To do
Each line below that includes the word "Multicast" is to be reported.

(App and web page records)
● ● ● ● ● ● ●

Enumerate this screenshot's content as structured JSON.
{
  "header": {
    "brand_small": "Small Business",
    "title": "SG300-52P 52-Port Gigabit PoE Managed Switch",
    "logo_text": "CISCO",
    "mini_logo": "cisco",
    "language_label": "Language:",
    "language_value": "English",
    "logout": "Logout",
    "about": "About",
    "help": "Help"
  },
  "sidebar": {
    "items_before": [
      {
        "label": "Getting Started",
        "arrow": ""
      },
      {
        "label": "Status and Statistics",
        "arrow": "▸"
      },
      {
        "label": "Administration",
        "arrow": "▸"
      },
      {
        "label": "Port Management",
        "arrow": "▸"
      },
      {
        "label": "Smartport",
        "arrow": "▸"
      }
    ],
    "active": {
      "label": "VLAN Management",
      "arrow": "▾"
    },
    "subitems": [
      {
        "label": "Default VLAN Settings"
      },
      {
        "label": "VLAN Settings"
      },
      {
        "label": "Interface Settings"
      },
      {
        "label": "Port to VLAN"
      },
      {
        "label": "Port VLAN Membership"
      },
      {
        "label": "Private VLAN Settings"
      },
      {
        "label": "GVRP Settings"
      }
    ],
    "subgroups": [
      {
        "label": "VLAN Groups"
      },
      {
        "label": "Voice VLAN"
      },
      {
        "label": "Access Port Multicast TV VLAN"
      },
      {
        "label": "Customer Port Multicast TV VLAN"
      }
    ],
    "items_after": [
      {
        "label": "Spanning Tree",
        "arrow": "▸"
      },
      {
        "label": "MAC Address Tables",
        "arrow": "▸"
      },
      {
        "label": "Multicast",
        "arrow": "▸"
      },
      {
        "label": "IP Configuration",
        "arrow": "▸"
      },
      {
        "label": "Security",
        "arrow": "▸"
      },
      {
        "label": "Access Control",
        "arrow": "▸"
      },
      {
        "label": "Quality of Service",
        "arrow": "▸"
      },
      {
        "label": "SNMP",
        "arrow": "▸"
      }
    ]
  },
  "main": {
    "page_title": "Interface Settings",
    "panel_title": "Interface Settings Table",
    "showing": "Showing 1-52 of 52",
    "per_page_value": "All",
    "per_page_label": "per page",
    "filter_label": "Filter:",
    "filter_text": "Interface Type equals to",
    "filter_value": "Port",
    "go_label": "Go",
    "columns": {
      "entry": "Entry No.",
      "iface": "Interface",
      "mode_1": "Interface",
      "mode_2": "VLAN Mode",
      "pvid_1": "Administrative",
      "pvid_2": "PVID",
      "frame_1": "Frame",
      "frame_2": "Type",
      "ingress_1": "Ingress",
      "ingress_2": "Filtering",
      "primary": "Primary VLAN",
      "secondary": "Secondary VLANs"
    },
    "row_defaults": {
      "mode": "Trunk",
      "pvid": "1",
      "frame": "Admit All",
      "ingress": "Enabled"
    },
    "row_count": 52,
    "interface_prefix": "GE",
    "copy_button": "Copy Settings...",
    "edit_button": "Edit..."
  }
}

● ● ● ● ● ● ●

Answer box
        "label": "Access Port Multicast TV VLAN"
        "label": "Customer Port Multicast TV VLAN"
        "label": "Multicast",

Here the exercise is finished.